Exercise: Scan the entries for lines with the word "JSON" and copy those lines.

Records from a data collection:
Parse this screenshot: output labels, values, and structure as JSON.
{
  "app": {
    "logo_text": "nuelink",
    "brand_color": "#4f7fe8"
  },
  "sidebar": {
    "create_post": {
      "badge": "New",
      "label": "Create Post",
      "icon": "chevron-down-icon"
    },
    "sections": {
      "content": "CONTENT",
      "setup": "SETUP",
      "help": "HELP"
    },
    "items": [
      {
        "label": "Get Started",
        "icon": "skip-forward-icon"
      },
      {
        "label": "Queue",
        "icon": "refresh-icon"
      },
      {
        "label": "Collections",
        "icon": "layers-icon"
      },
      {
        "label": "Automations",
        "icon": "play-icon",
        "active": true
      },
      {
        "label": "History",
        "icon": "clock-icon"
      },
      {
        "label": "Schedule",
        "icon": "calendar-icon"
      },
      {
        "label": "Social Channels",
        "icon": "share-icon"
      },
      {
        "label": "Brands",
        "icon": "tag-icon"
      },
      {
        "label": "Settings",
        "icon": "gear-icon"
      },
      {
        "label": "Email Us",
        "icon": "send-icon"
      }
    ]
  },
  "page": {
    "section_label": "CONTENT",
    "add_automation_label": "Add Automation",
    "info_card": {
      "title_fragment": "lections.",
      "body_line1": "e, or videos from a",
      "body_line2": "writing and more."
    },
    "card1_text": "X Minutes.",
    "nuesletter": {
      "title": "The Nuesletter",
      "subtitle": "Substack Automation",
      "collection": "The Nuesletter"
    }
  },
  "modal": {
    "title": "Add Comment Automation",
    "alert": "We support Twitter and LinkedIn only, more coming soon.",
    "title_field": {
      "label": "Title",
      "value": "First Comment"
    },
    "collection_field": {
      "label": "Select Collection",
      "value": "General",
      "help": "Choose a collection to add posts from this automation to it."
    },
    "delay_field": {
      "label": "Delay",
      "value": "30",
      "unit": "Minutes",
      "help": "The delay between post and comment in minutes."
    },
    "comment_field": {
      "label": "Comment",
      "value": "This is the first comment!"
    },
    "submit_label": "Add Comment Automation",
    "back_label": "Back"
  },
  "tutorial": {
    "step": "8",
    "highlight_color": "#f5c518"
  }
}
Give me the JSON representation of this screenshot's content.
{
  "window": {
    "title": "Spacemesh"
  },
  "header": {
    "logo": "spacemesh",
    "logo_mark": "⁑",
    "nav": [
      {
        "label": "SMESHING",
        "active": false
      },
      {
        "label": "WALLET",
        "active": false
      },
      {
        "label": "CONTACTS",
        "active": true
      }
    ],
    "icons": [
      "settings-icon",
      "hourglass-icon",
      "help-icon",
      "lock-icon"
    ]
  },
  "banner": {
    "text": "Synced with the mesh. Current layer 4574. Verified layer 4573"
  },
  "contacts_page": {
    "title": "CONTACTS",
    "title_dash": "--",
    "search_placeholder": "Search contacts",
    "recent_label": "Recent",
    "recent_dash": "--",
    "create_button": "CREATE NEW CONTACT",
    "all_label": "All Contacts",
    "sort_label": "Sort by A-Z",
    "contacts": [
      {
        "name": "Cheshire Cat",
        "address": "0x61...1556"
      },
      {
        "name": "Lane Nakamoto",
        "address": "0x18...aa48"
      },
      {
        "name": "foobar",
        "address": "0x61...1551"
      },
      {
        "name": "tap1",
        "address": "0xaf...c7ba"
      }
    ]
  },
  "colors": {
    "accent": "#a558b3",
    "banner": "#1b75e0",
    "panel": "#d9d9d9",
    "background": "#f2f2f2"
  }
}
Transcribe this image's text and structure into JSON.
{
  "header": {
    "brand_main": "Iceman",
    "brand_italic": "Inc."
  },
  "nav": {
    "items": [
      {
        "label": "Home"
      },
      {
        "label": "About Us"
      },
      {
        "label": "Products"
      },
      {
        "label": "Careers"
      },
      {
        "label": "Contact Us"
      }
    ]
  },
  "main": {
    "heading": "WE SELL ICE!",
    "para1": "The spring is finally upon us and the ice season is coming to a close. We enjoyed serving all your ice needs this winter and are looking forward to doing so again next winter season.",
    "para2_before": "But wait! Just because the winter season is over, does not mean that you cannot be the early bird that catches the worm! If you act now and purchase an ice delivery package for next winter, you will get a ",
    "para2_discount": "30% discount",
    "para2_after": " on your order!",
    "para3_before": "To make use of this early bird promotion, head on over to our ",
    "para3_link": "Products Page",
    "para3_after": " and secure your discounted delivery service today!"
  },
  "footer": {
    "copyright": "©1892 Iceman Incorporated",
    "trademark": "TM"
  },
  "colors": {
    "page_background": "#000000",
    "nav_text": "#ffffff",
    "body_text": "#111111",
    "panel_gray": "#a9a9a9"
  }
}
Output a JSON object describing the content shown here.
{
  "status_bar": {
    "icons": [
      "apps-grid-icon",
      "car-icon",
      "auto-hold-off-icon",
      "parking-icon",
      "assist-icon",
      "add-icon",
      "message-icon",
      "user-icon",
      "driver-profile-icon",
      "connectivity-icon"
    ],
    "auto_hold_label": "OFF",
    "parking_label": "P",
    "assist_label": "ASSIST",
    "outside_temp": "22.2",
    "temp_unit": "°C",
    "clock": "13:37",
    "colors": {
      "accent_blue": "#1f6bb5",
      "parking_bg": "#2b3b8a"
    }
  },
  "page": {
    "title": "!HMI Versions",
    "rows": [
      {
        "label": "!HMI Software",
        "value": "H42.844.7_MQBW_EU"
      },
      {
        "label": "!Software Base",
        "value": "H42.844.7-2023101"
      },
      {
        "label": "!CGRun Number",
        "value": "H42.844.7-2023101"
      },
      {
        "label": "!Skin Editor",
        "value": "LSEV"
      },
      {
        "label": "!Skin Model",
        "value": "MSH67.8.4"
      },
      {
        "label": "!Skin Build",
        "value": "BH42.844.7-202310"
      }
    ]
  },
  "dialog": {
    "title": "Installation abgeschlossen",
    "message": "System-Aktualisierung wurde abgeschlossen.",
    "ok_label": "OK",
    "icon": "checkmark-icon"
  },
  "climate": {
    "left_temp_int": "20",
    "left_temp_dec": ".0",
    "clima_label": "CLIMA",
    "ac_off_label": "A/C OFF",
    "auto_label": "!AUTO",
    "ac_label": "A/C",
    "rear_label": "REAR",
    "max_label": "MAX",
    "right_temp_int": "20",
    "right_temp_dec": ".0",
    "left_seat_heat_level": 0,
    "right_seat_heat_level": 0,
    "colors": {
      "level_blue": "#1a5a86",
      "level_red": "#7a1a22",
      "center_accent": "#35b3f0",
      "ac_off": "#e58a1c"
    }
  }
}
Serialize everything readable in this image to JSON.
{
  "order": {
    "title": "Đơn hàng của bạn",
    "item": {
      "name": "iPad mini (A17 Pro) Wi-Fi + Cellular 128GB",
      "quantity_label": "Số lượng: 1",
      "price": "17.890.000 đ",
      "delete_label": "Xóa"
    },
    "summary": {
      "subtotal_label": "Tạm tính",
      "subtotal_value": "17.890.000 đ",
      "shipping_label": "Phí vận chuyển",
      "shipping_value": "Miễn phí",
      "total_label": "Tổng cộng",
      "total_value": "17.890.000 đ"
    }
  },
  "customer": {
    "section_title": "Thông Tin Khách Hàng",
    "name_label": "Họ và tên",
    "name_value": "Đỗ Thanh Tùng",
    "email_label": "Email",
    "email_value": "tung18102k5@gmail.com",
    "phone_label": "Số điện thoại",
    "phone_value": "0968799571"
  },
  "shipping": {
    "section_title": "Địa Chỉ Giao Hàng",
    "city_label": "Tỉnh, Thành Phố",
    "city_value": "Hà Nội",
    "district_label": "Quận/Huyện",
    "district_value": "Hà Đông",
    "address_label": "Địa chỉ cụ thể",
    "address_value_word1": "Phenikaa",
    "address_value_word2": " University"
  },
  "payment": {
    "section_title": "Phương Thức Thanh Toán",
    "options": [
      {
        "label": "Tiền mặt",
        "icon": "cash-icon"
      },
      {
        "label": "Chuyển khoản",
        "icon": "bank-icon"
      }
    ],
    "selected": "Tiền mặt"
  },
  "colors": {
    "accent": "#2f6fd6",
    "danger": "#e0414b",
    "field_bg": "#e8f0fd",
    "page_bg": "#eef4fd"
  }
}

Response box:
Parse this screenshot: output labels, values, and structure as JSON.
Give me the JSON representation of this screenshot's content.
Transcribe this image's text and structure into JSON.
Output a JSON object describing the content shown here.
Serialize everything readable in this image to JSON.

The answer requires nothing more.